Thomas A. Edison was laid down on 15 March 1960 at Groton, Conn., by the Electric Boat Division of the General Dynamics Corp.; launched on 15 June 1961; sponsored by Mrs. Madeleine Edison Sloane; and commissioned on 10 March 1962, Capt. Charles M. Young (Blue crew) and Capt. Walter Dedrick (Gold crew) in command.
Following shakedown training off the eastern coast of the United States, Thomas A. Edison loaded Polaris missiles at Charleston, S.C., and embarked upon her first deterrent patrol on 7 November. She concluded that patrol at the base at Holy Loch, Scotland, whence she operated for the next four years and 17 deterrent patrols. In September 1966, her official home port was changed from New London, Conn., to Charleston, S.C., in preparation for her first major overhaul. She ended her 17th patrol at Charleston on 15 October 1966 and began her overhaul on the 28th. She completed repairs on 9 May 1968; and, after post-overhaul sea trials and shakedown, she embarked upon her 18th deterrent patrol on 22 September 1968. Over the next five years, she operated out of New London and Rota, Spain, from which ports she conducted another 19 patrols in the Atlantic.
In June of 1973, she was transferred to the Pacific Fleet, arriving in San Diego on 11 July. After a short period of operations with Submarine Group 5, she moved to Vallejo on 6 August to begin another overhaul, this time at the Mare Island Naval Shipyard. On 30 November 1974, the fleet ballistic missile submarine completed repairs and, following shakedown in January and February of 1975, she transited the Panama Canal again in March to fire test missiles near Cape Canaveral, Fla. She concluded that mission in July and retransited the canal on 8 August. Thomas A. Edison carried out operations along the west coast until December at which time she headed for her new home port, Guam. As of the beginning of 1980, the fleet ballistic missile submarine continued to conduct deterrent patrols from her base at Guam.

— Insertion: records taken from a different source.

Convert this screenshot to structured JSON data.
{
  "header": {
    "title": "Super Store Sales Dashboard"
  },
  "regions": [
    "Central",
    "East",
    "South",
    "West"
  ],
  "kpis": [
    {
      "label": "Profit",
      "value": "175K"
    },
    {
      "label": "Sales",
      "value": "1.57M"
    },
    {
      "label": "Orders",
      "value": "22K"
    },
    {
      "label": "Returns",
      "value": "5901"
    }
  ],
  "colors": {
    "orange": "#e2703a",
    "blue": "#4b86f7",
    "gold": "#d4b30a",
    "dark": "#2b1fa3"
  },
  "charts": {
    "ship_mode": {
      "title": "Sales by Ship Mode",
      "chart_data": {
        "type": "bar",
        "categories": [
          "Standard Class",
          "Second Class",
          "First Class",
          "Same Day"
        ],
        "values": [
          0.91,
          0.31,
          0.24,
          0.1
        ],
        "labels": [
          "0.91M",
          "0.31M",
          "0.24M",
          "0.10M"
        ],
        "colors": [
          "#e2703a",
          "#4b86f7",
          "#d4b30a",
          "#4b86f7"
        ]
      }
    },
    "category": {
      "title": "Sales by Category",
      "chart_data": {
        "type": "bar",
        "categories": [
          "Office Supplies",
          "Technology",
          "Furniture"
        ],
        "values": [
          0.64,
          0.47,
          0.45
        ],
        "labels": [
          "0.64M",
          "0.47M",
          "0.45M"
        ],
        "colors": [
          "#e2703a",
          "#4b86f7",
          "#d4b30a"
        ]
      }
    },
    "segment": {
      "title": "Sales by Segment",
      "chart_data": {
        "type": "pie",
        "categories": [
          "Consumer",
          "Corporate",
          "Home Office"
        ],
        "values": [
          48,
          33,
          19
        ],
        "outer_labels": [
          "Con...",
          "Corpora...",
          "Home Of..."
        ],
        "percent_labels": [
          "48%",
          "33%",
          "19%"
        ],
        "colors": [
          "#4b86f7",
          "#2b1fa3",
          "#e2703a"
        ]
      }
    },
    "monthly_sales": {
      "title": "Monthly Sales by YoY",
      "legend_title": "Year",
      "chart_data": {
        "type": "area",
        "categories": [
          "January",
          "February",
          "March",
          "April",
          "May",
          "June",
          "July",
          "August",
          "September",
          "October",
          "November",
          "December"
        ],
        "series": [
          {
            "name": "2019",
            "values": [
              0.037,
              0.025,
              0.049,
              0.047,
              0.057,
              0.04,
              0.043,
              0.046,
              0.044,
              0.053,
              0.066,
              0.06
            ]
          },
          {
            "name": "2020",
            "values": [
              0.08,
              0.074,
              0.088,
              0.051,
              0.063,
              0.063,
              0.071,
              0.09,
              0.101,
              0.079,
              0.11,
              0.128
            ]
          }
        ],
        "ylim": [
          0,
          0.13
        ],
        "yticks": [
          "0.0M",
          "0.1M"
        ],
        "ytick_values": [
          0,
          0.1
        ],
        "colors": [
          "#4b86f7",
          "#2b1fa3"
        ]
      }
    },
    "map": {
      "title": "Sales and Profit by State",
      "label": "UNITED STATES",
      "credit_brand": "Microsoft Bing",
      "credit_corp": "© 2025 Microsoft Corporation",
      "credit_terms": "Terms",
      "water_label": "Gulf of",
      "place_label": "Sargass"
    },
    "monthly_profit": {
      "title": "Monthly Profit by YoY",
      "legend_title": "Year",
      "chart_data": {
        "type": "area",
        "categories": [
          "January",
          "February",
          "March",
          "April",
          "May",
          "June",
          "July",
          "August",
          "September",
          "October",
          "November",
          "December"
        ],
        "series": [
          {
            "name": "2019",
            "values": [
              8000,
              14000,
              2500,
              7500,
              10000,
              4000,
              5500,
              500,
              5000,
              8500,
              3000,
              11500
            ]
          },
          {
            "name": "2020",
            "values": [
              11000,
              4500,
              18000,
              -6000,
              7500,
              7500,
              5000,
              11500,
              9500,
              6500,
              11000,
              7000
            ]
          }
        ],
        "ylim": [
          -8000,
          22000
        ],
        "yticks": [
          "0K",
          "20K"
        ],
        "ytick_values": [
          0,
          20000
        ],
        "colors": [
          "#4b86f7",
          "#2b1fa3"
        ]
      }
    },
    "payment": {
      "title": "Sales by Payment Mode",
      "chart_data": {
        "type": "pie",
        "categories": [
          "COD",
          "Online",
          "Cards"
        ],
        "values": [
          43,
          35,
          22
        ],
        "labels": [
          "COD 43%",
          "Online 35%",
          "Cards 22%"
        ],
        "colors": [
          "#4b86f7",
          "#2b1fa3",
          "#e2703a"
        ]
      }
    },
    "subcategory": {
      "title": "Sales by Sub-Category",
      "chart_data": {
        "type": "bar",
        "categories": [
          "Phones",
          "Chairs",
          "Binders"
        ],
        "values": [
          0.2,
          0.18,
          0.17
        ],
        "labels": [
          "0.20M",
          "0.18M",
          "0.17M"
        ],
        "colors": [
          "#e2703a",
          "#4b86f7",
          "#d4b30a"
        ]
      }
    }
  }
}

The ballistic-missile submarine Thomas A. Edison (SSBN-610).